EXERCISE DATA: Begin

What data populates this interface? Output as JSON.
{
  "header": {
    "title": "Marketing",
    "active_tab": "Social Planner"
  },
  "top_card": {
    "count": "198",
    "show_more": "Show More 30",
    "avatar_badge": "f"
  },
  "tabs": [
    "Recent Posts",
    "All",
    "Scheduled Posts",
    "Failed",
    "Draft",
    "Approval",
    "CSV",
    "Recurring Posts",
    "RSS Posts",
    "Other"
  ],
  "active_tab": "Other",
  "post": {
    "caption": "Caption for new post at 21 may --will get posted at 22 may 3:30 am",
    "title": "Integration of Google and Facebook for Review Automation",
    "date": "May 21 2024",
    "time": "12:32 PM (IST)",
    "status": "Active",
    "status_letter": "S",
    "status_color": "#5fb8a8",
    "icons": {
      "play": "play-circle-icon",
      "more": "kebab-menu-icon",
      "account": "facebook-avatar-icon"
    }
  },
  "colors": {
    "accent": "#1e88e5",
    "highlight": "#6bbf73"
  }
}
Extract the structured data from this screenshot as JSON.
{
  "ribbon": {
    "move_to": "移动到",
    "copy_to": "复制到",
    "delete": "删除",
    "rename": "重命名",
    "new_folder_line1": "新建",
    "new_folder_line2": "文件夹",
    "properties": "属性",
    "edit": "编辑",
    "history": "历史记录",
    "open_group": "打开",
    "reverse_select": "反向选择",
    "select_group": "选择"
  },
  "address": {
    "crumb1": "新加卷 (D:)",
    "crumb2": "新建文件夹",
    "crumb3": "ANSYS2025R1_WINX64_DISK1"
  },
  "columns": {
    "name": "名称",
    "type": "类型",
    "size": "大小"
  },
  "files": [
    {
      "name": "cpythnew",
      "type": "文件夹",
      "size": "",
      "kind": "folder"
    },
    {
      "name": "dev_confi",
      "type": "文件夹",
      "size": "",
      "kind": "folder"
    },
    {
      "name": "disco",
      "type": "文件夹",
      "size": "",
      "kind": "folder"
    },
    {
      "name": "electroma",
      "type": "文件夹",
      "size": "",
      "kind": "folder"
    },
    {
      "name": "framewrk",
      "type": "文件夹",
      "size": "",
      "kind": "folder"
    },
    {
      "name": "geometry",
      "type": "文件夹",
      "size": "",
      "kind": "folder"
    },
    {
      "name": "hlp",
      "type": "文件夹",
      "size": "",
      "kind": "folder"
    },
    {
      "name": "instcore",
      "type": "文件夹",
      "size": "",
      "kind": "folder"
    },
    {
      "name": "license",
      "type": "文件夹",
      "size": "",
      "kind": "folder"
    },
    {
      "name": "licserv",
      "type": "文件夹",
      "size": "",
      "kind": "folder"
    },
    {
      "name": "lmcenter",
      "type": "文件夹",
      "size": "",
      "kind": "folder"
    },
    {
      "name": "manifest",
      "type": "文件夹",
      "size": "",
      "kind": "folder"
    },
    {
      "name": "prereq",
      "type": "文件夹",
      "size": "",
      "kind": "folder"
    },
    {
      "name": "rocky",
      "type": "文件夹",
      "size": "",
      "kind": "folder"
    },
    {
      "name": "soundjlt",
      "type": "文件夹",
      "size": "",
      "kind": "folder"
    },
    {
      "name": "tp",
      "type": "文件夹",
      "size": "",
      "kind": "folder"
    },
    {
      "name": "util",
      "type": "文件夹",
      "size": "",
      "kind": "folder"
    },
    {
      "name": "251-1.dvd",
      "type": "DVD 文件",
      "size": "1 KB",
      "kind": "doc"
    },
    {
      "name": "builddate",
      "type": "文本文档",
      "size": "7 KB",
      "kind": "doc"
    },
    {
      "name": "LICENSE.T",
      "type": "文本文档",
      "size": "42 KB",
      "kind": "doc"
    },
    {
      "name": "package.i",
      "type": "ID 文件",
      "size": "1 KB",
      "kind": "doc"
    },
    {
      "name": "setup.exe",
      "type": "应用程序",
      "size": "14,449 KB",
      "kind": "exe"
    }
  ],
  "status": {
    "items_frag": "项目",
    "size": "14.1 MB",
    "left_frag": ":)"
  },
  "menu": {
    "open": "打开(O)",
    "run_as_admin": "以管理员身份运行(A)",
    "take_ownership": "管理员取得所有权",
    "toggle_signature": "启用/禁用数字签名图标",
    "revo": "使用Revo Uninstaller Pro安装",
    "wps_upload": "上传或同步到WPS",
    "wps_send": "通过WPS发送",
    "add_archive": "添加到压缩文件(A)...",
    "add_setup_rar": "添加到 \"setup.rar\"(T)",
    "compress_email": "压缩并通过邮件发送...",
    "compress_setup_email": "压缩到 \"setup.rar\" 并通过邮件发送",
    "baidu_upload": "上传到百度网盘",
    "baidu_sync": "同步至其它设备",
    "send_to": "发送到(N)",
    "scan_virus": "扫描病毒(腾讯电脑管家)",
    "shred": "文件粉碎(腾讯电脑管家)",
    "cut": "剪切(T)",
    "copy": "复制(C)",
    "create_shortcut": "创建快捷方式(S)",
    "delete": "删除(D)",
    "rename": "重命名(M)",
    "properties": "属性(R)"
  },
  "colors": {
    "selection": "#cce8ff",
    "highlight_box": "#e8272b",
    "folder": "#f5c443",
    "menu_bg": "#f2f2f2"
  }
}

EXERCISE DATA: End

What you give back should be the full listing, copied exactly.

### ANSWER SPACE
What data populates this interface? Output as JSON.
{
  "header": {
    "title": "Marketing",
    "active_tab": "Social Planner"
  },
  "top_card": {
    "count": "198",
    "show_more": "Show More 30",
    "avatar_badge": "f"
  },
  "tabs": [
    "Recent Posts",
    "All",
    "Scheduled Posts",
    "Failed",
    "Draft",
    "Approval",
    "CSV",
    "Recurring Posts",
    "RSS Posts",
    "Other"
  ],
  "active_tab": "Other",
  "post": {
    "caption": "Caption for new post at 21 may --will get posted at 22 may 3:30 am",
    "title": "Integration of Google and Facebook for Review Automation",
    "date": "May 21 2024",
    "time": "12:32 PM (IST)",
    "status": "Active",
    "status_letter": "S",
    "status_color": "#5fb8a8",
    "icons": {
      "play": "play-circle-icon",
      "more": "kebab-menu-icon",
      "account": "facebook-avatar-icon"
    }
  },
  "colors": {
    "accent": "#1e88e5",
    "highlight": "#6bbf73"
  }
}
Extract the structured data from this screenshot as JSON.
{
  "ribbon": {
    "move_to": "移动到",
    "copy_to": "复制到",
    "delete": "删除",
    "rename": "重命名",
    "new_folder_line1": "新建",
    "new_folder_line2": "文件夹",
    "properties": "属性",
    "edit": "编辑",
    "history": "历史记录",
    "open_group": "打开",
    "reverse_select": "反向选择",
    "select_group": "选择"
  },
  "address": {
    "crumb1": "新加卷 (D:)",
    "crumb2": "新建文件夹",
    "crumb3": "ANSYS2025R1_WINX64_DISK1"
  },
  "columns": {
    "name": "名称",
    "type": "类型",
    "size": "大小"
  },
  "files": [
    {
      "name": "cpythnew",
      "type": "文件夹",
      "size": "",
      "kind": "folder"
    },
    {
      "name": "dev_confi",
      "type": "文件夹",
      "size": "",
      "kind": "folder"
    },
    {
      "name": "disco",
      "type": "文件夹",
      "size": "",
      "kind": "folder"
    },
    {
      "name": "electroma",
      "type": "文件夹",
      "size": "",
      "kind": "folder"
    },
    {
      "name": "framewrk",
      "type": "文件夹",
      "size": "",
      "kind": "folder"
    },
    {
      "name": "geometry",
      "type": "文件夹",
      "size": "",
      "kind": "folder"
    },
    {
      "name": "hlp",
      "type": "文件夹",
      "size": "",
      "kind": "folder"
    },
    {
      "name": "instcore",
      "type": "文件夹",
      "size": "",
      "kind": "folder"
    },
    {
      "name": "license",
      "type": "文件夹",
      "size": "",
      "kind": "folder"
    },
    {
      "name": "licserv",
      "type": "文件夹",
      "size": "",
      "kind": "folder"
    },
    {
      "name": "lmcenter",
      "type": "文件夹",
      "size": "",
      "kind": "folder"
    },
    {
      "name": "manifest",
      "type": "文件夹",
      "size": "",
      "kind": "folder"
    },
    {
      "name": "prereq",
      "type": "文件夹",
      "size": "",
      "kind": "folder"
    },
    {
      "name": "rocky",
      "type": "文件夹",
      "size": "",
      "kind": "folder"
    },
    {
      "name": "soundjlt",
      "type": "文件夹",
      "size": "",
      "kind": "folder"
    },
    {
      "name": "tp",
      "type": "文件夹",
      "size": "",
      "kind": "folder"
    },
    {
      "name": "util",
      "type": "文件夹",
      "size": "",
      "kind": "folder"
    },
    {
      "name": "251-1.dvd",
      "type": "DVD 文件",
      "size": "1 KB",
      "kind": "doc"
    },
    {
      "name": "builddate",
      "type": "文本文档",
      "size": "7 KB",
      "kind": "doc"
    },
    {
      "name": "LICENSE.T",
      "type": "文本文档",
      "size": "42 KB",
      "kind": "doc"
    },
    {
      "name": "package.i",
      "type": "ID 文件",
      "size": "1 KB",
      "kind": "doc"
    },
    {
      "name": "setup.exe",
      "type": "应用程序",
      "size": "14,449 KB",
      "kind": "exe"
    }
  ],
  "status": {
    "items_frag": "项目",
    "size": "14.1 MB",
    "left_frag": ":)"
  },
  "menu": {
    "open": "打开(O)",
    "run_as_admin": "以管理员身份运行(A)",
    "take_ownership": "管理员取得所有权",
    "toggle_signature": "启用/禁用数字签名图标",
    "revo": "使用Revo Uninstaller Pro安装",
    "wps_upload": "上传或同步到WPS",
    "wps_send": "通过WPS发送",
    "add_archive": "添加到压缩文件(A)...",
    "add_setup_rar": "添加到 \"setup.rar\"(T)",
    "compress_email": "压缩并通过邮件发送...",
    "compress_setup_email": "压缩到 \"setup.rar\" 并通过邮件发送",
    "baidu_upload": "上传到百度网盘",
    "baidu_sync": "同步至其它设备",
    "send_to": "发送到(N)",
    "scan_virus": "扫描病毒(腾讯电脑管家)",
    "shred": "文件粉碎(腾讯电脑管家)",
    "cut": "剪切(T)",
    "copy": "复制(C)",
    "create_shortcut": "创建快捷方式(S)",
    "delete": "删除(D)",
    "rename": "重命名(M)",
    "properties": "属性(R)"
  },
  "colors": {
    "selection": "#cce8ff",
    "highlight_box": "#e8272b",
    "folder": "#f5c443",
    "menu_bg": "#f2f2f2"
  }
}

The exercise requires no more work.